Assessment Reveals Estuary’s Economic and Social Value
Research reserve study says area households would be willing to pay millions for restoring estuary health, reaping rewards for fisheries and quality of life.
The Great Bay Estuary and Piscataqua River are critical to a coastal economy that includes commercial fishing and aquaculture, but development, pollution, and shoreline erosion are hurting estuary productivity. Fortunately, a recent study found strong area support for investing in estuary health.
The mapped assessment estimated that households in the Piscataqua region watershed would be willing to pay more than $42 million annually for increased amounts of eelgrass, salt marsh, and oyster beds. It also found that Gulf of Maine commercial fishers could reap a $1.7 million increase in annual revenues if eelgrass and salt marsh acreage were increased.
This study is helping local officials identify estuary services that protect quality of life and the economy.
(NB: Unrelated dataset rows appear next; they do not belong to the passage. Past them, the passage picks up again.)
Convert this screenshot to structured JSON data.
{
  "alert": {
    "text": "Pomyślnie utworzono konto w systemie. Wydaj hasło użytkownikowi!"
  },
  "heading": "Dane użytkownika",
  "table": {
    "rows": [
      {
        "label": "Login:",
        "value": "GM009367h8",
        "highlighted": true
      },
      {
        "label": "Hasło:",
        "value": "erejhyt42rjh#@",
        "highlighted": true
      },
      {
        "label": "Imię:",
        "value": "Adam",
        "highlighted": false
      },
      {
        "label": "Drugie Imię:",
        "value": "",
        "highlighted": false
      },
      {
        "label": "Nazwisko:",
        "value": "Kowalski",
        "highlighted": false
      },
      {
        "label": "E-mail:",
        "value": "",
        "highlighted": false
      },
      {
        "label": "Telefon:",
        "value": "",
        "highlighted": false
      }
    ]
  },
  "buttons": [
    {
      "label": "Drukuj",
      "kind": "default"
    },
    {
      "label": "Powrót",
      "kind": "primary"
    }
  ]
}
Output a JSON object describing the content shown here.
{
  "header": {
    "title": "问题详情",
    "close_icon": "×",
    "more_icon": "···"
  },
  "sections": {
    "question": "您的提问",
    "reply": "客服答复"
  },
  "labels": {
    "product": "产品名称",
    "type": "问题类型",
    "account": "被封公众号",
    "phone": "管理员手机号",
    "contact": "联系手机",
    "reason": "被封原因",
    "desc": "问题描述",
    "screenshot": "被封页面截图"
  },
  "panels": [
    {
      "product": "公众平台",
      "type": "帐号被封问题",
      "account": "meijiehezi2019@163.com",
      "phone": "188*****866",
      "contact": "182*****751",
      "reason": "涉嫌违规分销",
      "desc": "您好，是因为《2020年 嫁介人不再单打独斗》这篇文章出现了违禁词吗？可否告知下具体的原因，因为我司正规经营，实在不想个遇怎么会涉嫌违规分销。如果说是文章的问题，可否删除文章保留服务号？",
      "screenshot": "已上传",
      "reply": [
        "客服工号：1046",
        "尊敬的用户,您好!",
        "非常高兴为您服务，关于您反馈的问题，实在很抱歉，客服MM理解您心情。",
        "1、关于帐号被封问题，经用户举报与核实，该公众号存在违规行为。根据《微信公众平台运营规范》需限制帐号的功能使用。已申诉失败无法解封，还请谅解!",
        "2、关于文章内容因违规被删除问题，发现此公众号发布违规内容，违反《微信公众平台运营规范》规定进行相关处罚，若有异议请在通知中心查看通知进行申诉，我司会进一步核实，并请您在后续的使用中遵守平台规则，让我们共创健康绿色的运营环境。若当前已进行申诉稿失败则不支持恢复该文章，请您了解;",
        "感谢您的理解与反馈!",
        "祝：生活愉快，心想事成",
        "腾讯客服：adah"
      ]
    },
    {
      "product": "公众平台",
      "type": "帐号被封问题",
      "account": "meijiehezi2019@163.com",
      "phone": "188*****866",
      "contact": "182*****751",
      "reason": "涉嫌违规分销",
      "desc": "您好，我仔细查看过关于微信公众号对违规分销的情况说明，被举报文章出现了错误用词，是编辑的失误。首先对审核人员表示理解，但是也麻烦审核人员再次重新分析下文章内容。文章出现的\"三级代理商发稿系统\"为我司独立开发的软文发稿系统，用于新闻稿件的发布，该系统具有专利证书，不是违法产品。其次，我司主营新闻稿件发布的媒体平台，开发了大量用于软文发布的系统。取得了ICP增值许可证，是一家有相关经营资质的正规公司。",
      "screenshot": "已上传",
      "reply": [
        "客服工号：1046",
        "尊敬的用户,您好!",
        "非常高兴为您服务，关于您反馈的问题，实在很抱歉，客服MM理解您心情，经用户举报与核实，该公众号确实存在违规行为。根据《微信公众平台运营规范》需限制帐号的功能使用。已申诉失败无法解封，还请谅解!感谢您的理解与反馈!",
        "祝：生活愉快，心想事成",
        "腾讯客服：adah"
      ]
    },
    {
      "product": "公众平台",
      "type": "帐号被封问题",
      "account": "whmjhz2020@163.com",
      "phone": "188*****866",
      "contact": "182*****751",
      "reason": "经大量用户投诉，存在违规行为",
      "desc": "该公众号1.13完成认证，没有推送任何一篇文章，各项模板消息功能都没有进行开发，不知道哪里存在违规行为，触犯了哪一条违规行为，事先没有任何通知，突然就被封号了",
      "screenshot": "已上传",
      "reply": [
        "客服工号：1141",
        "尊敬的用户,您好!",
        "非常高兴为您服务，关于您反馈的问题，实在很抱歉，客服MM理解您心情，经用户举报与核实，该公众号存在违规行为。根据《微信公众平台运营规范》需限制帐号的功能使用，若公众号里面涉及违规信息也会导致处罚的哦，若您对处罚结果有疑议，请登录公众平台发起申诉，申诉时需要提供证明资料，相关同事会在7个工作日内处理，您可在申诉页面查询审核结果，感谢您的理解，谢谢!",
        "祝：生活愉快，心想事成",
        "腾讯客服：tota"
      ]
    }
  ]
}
Great Bay National Estuarine Research Reserve and NOAA’s Coastal Resilience Grant funds supported the multi-partner effort. (2017)
More Information: How People Benefit from New Hampshire’s Great Bay Estuary
Partners: Great Bay National Estuarine Research Reserve, Eastern Research Group, Inc., New Hampshire Coastal Program, Piscataqua Region Estuaries Partnership, The Nature Conservancy, University of New Hampshire